Cliff’s out of town for work and we don’t like traveling separately. That might have me in a more introspective mood than usual. It won’t be outright maudlin, though. Pinky swear.

A fellow blogger, Ellie & the German, has a new post up titled Expattery. I’ve tried to reply to it about a dozen times today, but nothing I write seems correct. I’m not a big commenter by nature. Unless I’ve really got something to say, I usually talk myself out of it. Not important enough, not insightful enough, not enough there there. But something about her post really stuck with me and made me want to reach out. So here goes:

Continue reading Musings on Foreignness

WEBMU 2011 In Pictures

Thank you, thank you, thank you, to our illustrious hosts for a great weekend of culture, gastronomy, history, and — most importantly, in my book — general merriment. This was the 4th annual WEBMU event we’ve attended, and every year it’s such a pleasure to chat and laugh with those faces and voices we otherwise only get to read.

To everyone who couldn’t make it this year: here’s hoping next year works out for you. This was a blast.

WEBMU 2011 — Where?

So. The annual WEBMU — the Whiny Expatriate Blogger Meetup, a weekend of interacting the same people as usual, but IN PERSON, out from behind the relative safety of your keyboard and DSL line.

Where do you think we should have it this year?

Last year was Kleinkleckersdorf. Before that it was Hintertupfing and before that it was Pusemuckel. I’m totally open for Kaff or even jwd.

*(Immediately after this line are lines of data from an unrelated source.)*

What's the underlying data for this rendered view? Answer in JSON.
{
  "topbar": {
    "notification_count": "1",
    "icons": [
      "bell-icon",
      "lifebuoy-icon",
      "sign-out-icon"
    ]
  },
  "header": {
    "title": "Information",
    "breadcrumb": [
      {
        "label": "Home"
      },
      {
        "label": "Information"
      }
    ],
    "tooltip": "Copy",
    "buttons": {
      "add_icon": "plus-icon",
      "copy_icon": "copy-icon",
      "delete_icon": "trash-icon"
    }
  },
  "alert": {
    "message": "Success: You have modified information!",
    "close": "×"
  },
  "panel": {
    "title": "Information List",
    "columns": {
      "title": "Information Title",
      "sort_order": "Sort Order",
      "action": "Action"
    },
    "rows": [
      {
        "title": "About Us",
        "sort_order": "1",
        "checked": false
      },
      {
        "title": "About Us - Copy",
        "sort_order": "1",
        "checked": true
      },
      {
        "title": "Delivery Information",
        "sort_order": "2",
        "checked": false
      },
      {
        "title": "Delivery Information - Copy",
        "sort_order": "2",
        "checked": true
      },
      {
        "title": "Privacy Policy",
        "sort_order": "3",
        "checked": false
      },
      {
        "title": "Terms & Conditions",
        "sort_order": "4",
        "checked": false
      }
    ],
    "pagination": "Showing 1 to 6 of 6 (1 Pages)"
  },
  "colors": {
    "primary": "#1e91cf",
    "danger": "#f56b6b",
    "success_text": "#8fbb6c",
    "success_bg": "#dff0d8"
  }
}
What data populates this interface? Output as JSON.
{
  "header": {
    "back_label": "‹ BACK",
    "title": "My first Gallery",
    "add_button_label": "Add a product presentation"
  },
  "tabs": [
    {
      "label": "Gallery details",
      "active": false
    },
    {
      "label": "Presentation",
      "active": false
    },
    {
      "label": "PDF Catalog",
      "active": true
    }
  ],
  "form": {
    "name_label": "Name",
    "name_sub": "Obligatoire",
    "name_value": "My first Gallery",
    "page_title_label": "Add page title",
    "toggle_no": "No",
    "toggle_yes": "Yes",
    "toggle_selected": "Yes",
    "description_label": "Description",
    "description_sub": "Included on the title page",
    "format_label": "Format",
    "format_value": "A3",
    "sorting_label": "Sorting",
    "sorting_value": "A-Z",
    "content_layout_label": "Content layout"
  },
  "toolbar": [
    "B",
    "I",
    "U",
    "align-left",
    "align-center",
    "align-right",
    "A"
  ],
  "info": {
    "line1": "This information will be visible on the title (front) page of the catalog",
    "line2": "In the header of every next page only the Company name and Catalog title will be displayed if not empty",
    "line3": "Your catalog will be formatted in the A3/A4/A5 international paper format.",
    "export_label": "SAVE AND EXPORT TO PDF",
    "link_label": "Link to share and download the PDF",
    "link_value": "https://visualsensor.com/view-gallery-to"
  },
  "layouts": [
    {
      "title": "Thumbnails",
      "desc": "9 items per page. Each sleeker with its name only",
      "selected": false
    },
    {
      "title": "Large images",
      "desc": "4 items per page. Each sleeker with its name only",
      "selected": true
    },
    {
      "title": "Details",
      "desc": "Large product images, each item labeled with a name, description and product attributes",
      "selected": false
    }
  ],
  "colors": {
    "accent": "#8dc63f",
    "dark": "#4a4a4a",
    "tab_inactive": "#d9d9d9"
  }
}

Scratching your head? These are all different regionalisms* for “the sticks,” “the boonies,” or a just a speck on the map. For the uninitiated: we typically hold the meetup in a city setting, not the German equivalent Mayberry RFD, for ease in public transportation and variety of side-trip activities.

The discussion is going on now at (look for the WEBMU 2011 forum, or see how 2010 or 2009 turned out). If you blog in English from your adopted home in Germany, come check out our bulletin board. It’s not open to the general public, but it is open to any English-language expatriate blogger in Germany. I personally screen all membership requests and will contact you via the email address you submit with your registration if I’m at all unclear as to your eligibility.

*Thank you so very much, CN Heidelberg, for calling my attention to this awesome site about regionalisms in German-speaking countries.

WEBMU 2010: Phase 1 Complete

The planning for our annual Whiny Expat Blogger Meetup (a.k.a. the Whiny Expat Blogger Unmissable Meetup) is coming along nicely. We have democratically decided to choose a venue for this year’s event before nailing down a weekend. The next step is to discuss amongst ourselves the pros and cons of meetup city candidates. This is all happening on our discussion board at — so if you’re an expatriate English-language blogger located in Germany,

  1. sign up on our board, and
  2. participate in the discussion and planning, and
  3. have fun putting faces and voices to the words you read on the screen once the meetup season is upon us.

Two administrative things to note:

  1. New user signups are processed manually by real people (of which I am one). Before approving your membership on the discussion board, we need to look at your blog and make a subjective snap decision whether you appear to be psychotic, robotic, or otherwise unacceptable. So you have to tell us your blog’s internet address. Also, you have to state your location in Germany. If something’s unclear in your membership request, I’ll email you about it. If you look like a robot or don’t respond to my emailed requests for clarification, you don’t get membership on the board. Just so you know.
  2. This second bit applies more to existing members. I am rolling out two enhancements to the code behind the polls on the board tomorrow, Sunday, April 11th, around noon.
    1. Poll results will show your username and how you voted. Note well: past polls will show your username and how you voted, too.
    2. You will be able to change your vote up until the poll closes.

    Why is this important? Sometimes your opinion or situation changes. Or you forget how you voted. Since polls were more or less anonymous, and changing your vote was impossible, these polls were less than ideal for event medium-sized group planning purposes.

Read you on the board, and see you later this year at WEBMU 2010!